Fayum Portrait of a Woman, Roman, 3rd – 4th century CE, encaustic on Wood Panel, Adolph D. and Wilkins C. Williams Fund, 55.4
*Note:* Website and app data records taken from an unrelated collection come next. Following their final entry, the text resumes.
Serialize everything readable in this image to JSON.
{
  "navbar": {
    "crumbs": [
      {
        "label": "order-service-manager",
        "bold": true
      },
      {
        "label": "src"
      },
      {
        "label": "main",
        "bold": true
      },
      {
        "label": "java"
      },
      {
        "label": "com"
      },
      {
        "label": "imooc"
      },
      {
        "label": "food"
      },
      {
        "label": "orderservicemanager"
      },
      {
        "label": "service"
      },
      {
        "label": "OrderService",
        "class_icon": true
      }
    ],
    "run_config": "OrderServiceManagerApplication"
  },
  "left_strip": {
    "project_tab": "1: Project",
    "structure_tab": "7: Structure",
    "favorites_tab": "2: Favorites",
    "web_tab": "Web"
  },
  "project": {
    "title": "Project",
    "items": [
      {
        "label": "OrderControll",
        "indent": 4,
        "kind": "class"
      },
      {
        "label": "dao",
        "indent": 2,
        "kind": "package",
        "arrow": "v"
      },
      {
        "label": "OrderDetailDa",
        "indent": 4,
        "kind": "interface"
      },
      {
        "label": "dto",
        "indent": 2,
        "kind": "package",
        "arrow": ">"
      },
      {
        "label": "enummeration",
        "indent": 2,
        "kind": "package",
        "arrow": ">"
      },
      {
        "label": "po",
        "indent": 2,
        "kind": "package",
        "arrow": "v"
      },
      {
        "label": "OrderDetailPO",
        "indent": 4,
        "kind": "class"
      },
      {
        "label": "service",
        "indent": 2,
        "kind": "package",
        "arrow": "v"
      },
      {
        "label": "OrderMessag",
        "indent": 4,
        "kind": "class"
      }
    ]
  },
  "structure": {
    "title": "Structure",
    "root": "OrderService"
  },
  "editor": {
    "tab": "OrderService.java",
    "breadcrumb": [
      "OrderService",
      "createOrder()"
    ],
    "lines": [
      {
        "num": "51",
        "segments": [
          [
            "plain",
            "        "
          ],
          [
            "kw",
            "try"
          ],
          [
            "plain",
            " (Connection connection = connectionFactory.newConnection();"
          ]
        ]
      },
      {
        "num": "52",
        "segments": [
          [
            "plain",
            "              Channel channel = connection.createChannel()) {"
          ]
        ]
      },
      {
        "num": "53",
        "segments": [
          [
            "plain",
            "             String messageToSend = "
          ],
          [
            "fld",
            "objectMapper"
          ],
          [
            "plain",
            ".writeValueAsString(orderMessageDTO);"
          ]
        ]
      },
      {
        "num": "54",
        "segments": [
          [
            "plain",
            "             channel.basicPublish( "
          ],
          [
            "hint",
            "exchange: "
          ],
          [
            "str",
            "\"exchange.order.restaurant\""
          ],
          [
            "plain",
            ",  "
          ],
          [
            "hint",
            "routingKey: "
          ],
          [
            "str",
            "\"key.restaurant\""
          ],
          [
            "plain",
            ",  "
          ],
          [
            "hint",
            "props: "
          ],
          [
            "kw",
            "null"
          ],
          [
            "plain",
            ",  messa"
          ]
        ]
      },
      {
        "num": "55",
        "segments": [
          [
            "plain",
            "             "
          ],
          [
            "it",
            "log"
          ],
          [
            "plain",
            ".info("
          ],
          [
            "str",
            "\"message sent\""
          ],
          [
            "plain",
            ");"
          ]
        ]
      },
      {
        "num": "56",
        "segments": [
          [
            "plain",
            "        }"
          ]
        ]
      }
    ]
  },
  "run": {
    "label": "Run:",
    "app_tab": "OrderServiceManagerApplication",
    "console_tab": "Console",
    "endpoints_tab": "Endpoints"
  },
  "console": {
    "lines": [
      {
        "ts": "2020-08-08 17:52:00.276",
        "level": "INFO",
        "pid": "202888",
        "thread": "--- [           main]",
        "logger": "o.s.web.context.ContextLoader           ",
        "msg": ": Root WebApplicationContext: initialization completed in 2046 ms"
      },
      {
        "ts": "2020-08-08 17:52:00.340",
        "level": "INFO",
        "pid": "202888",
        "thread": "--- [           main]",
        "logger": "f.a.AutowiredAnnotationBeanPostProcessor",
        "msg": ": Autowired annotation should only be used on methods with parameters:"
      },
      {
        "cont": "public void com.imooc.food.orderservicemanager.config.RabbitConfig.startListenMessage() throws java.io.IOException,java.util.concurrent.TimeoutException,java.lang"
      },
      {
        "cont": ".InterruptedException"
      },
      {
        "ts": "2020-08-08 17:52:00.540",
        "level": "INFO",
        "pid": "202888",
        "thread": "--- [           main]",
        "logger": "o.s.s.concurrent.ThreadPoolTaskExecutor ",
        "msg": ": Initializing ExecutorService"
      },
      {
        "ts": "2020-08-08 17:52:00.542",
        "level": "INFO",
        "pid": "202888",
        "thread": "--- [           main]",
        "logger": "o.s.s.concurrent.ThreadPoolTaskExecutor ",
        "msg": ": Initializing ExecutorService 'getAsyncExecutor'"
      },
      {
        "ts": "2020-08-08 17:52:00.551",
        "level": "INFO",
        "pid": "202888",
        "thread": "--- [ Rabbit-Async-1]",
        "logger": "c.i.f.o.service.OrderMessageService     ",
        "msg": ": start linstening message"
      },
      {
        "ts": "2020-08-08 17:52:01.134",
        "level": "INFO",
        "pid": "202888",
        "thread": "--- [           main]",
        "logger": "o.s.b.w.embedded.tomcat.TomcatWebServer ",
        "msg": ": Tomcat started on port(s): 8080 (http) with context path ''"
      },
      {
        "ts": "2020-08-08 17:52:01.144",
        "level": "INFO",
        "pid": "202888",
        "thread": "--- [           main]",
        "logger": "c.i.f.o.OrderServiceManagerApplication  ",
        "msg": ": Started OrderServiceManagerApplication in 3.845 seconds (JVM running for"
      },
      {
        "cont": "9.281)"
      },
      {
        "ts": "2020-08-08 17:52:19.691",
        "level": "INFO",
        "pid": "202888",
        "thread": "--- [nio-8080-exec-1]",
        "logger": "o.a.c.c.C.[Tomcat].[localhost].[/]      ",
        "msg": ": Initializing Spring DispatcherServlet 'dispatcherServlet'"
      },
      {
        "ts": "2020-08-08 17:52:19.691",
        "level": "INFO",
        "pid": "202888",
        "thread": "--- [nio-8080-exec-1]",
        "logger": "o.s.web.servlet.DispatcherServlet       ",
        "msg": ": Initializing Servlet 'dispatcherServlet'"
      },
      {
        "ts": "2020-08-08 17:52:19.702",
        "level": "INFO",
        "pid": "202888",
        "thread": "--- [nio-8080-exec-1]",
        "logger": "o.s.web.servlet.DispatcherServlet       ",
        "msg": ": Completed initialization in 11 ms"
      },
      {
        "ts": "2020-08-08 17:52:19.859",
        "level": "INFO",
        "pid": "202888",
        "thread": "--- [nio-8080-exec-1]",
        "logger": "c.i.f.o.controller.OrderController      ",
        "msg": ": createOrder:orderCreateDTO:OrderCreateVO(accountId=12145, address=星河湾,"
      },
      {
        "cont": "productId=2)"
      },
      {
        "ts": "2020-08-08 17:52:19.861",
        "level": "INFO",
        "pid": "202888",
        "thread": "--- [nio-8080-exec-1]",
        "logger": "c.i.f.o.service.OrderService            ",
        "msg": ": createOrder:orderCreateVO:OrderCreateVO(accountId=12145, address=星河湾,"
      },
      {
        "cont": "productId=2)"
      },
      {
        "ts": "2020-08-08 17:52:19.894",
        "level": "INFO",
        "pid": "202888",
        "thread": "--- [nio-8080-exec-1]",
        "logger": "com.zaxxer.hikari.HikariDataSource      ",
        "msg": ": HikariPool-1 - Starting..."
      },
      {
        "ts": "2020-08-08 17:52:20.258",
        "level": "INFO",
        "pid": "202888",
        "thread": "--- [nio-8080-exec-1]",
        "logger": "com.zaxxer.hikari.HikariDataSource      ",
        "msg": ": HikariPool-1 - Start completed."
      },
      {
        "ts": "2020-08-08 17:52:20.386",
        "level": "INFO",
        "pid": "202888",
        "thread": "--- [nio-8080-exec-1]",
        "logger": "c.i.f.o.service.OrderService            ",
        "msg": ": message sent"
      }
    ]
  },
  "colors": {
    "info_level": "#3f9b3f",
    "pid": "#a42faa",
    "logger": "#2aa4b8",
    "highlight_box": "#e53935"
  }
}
We don’t know her name, but we know what killed her – Heracles’ dog chewed purple all over her! Her hair, her jewels, her eye shadow, lip tint, and clothes all have purple. And that hair? Does she think she’s a goddess? Look at that center part style! Martial says “She wears a fetid robe as if to say, it’s the robe, not she that smells that way.” Maybe so, but all that dye may be giving the corpse a run for its money in the odor department. Nothing but good of the dead, but all the good I can see is the amount spent on that finery! Is that local linen? Imported silk? Two necklaces!? Two! Wasn’t one enough!? She’s plundered the whole sea for pearls and purple. Just how many sea creatures had to die for that outfit? Thankfully we can only observe this portrait, not whiff it! Pliny, Ovid, Suetonius all agree – she’s past her quota of purple. Bring back the sumptuary laws and exile that excess!